John Markley, PhD, is principal investigator on a Protein Structure Initiative (PSI) project at the University of Wisconsin, Madison, called the Center for Eukaryotic Structural Genomics. The specialized center is part of a system of centers mandated by the National Institute of General Medical Studies (NIGMS)—a part of the National Institutes of Health—to determine the structures of as many proteins as possible. The PSI is in the second phase of its existence, following a five-year pilot phase during which PSI centers developed new technologies and new methods for protein structure determination.
For streamlined protein production, Markley produces mRNA from cDNA coding for the target protein and uses an extract from wheat germ that contains all of the cellular machinery (including ribosomes) needed to convert mRNA into protein, with added energy compounds N-15 and C-13-labeled amino acids for raw materials. The advantages of the cell-free system are that protein production is rapid and there is no cell lysis step in the prep. The in vitro reactions take place in a volume of a few milliliters, and the purification is a simple affinity column step. From beginning to end, the automated process from DNA to purified labeled protein takes 36 hours.
Markley’s data collection method is also much faster than standard methods—by as much as ten-fold. Says Markley: “What we’re doing now is using a computer to analyze the results as they come in. On the basis of this analysis, the computer decides on the fly what to do next, what data to collect, and under what conditions. The analysis involves determining where multidimensional NMR signals are located and associating these locations with particular groups of atoms. Instead of collecting a whole bunch of data and analyzing it after the fact, we can do it at a much more efficient rate by making course corrections at every step along the way.” He compares traditional data collection methods to wandering in a forest blindfolded to find the trees. “In our approach, we’re able to look and record what we see as we go along. It allows us to figure out the most efficient strategy for finding [the trees]. We want to find where the peaks are located. We want to associate those with individual atoms.”
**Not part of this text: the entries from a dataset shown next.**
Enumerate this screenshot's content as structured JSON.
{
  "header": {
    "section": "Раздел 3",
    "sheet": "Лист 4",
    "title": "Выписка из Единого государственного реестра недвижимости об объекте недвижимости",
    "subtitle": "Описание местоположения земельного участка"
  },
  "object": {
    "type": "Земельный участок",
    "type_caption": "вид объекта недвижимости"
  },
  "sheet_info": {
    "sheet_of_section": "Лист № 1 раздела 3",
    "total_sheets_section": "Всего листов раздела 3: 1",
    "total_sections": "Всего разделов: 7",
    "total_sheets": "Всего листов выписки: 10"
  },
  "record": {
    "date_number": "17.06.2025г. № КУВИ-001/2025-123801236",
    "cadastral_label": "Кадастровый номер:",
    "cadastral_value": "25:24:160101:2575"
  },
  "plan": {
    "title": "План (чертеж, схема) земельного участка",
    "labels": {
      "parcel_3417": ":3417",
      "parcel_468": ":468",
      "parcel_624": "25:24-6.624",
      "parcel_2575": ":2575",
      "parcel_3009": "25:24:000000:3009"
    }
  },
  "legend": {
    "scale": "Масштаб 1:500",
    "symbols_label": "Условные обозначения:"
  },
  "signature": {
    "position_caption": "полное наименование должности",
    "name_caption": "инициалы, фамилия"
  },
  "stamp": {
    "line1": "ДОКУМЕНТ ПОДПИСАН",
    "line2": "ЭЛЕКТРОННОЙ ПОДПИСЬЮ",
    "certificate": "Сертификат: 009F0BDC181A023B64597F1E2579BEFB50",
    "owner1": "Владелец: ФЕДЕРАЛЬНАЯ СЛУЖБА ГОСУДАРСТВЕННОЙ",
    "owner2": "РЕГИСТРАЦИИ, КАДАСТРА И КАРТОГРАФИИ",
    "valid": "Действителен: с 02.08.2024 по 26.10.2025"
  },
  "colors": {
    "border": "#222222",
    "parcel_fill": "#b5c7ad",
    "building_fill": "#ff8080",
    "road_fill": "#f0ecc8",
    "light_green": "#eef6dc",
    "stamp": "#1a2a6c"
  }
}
In this case, the “trees” are “tilted planes” of data in the three-dimensional protein space. The computer algorithm chooses the angle of the next plane to be collected. It estimates whether the next plane will improve the model, and if not, it terminates the current experiment and begins a new one. (Eghbalnia, H.R., Bahrami, A., Tonelli, M., Hallenga, K., Markley, J.L. (2005). High-resolution iterative frequency identification for NMR as a general strategy for multidimensional data collection. J Am Chem Soc. 127, 12528?12536.) This method is known as HIFI NMR (High-resolution Iterative Frequency Identification for NMR). “In our approach, we focus directly on the goal of associating spectral frequencies with individual atoms in the covalent structure of the protein, which we know already from its gene sequence. This shortcut speeds up the process of structure determination. Our current approach of combining HIFI and PINE should reduce the once-epic task of solving a protein structure through NMR to just one or two weeks.”
With the newest advancements in technology, there is no reason for NMR spectroscopists to play a backup role to crystallographers. Rather, each technique has its unique and complementary strengths. Protein NMR excels at characterizing “live” and “wiggly” proteins, and those with large, random domains that do not crystallize prettily. The NMR studies can now be accomplished in a timeframe competitive with crystallography, and are critical to any large-scale protein structure studies. Additionally, anticipated advances in technology could very well revolutionize the way that NMR is used in structural biology, making it an important method to watch for the future.
About the Author
Catherine Shaffer is a freelance science writer specializing in biotechnology and related disciplines with a background in laboratory research in the pharmaceutical industry.
This article was published in Drug Discovery & Development magazine: Vol. 11, No. 6, June, 2008, pp. 34-36.
Filed Under: Genomics/Proteomics